Extracted records:
>>>
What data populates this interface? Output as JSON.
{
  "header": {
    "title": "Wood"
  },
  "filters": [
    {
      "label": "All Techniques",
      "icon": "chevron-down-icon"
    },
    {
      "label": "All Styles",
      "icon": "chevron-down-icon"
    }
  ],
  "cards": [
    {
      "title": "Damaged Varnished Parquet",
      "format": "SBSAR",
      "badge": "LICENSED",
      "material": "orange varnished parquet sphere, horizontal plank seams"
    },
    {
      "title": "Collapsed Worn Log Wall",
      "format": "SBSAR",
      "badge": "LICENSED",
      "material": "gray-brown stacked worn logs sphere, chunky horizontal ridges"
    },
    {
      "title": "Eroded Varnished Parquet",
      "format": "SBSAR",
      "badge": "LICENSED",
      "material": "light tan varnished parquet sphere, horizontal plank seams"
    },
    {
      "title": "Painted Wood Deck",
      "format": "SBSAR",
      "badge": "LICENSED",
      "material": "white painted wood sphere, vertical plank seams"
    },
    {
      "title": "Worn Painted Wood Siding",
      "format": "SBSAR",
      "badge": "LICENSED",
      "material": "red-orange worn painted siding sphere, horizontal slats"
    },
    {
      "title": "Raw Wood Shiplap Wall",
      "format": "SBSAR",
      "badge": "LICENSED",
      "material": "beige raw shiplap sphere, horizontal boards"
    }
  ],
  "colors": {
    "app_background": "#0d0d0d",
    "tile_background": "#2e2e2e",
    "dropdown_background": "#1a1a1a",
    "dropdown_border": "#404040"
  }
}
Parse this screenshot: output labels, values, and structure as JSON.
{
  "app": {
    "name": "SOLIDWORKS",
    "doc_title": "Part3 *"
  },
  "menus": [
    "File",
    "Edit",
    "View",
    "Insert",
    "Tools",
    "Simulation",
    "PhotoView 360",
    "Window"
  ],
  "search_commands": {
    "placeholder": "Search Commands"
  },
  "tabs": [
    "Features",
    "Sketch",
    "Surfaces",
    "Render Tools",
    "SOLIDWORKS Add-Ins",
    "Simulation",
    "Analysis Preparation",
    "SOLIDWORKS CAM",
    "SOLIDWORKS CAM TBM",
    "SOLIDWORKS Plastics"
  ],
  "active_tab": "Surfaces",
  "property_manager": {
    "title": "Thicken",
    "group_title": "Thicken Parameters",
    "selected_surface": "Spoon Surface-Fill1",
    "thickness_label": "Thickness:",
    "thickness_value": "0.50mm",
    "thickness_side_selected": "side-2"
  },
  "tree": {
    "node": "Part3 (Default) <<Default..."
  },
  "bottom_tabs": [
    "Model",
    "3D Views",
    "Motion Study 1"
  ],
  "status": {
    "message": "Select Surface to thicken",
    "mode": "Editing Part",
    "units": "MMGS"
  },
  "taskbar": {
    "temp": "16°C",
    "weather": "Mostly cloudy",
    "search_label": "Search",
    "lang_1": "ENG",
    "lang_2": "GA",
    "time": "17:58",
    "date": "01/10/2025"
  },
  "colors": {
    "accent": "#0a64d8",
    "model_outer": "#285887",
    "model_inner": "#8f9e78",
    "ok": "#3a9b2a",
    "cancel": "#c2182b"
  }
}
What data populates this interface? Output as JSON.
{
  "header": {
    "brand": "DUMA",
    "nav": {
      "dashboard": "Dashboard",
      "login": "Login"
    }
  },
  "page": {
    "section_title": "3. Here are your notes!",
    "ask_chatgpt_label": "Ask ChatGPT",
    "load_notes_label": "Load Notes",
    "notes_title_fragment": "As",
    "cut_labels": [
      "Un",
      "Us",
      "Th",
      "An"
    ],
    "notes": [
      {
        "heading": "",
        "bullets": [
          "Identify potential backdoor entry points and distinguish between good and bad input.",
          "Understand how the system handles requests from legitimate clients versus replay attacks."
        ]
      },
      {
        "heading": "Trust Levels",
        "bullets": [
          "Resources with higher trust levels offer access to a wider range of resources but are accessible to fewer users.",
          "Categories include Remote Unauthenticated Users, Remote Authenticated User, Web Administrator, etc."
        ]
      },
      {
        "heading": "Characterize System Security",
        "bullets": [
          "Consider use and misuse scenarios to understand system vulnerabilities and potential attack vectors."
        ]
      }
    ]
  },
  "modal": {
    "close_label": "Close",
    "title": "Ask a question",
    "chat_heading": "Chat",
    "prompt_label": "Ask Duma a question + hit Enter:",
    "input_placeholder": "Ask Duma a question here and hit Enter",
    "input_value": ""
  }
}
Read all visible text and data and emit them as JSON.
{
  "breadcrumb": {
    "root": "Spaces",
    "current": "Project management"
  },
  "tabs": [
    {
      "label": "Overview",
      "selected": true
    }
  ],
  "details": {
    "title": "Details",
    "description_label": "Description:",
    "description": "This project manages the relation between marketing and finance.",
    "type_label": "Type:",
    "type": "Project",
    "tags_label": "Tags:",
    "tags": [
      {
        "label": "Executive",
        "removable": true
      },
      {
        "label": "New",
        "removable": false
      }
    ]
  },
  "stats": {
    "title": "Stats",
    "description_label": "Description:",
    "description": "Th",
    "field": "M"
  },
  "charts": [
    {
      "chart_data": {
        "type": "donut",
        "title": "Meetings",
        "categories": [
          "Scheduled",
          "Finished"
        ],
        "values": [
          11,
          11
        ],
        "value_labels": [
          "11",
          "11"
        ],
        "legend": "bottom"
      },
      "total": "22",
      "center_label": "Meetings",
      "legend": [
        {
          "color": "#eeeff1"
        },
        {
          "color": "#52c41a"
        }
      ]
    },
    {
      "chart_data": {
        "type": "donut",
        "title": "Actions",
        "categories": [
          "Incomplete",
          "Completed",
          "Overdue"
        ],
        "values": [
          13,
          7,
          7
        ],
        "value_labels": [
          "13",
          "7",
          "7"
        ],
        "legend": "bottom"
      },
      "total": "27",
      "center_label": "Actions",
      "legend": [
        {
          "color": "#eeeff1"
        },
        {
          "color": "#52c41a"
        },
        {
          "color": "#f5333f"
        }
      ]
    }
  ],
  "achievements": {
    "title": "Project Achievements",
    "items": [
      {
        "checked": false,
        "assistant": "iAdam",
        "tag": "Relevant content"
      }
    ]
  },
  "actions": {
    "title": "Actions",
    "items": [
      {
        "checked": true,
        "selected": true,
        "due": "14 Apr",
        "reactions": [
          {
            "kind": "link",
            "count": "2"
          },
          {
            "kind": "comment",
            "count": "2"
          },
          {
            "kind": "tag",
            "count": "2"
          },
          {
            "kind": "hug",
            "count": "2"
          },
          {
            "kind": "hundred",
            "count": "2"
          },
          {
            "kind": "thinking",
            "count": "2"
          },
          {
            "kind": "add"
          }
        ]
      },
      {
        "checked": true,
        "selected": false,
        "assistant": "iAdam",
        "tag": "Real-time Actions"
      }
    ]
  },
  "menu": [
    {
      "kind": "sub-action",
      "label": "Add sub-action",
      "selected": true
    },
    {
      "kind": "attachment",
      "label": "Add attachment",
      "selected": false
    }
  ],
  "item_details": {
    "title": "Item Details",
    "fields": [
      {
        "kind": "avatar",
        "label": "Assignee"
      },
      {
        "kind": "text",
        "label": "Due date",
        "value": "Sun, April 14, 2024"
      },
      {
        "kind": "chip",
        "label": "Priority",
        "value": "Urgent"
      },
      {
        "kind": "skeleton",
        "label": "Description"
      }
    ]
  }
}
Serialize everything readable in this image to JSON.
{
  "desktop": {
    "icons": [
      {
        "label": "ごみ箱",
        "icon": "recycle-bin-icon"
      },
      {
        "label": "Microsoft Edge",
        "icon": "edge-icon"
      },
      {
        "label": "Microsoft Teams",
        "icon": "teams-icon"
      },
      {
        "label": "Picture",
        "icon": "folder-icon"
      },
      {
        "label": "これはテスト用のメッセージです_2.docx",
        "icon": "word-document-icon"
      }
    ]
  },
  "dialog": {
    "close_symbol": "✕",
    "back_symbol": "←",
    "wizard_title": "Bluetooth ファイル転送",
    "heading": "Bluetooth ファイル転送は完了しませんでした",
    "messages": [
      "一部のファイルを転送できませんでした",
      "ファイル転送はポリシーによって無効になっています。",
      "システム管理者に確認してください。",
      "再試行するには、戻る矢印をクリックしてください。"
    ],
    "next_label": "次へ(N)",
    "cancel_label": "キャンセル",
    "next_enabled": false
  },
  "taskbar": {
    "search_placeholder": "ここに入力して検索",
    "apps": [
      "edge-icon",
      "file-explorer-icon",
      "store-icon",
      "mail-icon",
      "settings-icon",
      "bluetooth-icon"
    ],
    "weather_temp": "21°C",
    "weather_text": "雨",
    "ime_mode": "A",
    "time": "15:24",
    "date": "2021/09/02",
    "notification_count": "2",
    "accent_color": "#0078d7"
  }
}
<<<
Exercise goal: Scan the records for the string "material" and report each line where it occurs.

Answer for this exercise:
      "material": "orange varnished parquet sphere, horizontal plank seams"
      "material": "gray-brown stacked worn logs sphere, chunky horizontal ridges"
      "material": "light tan varnished parquet sphere, horizontal plank seams"
      "material": "white painted wood sphere, vertical plank seams"
      "material": "red-orange worn painted siding sphere, horizontal slats"
      "material": "beige raw shiplap sphere, horizontal boards"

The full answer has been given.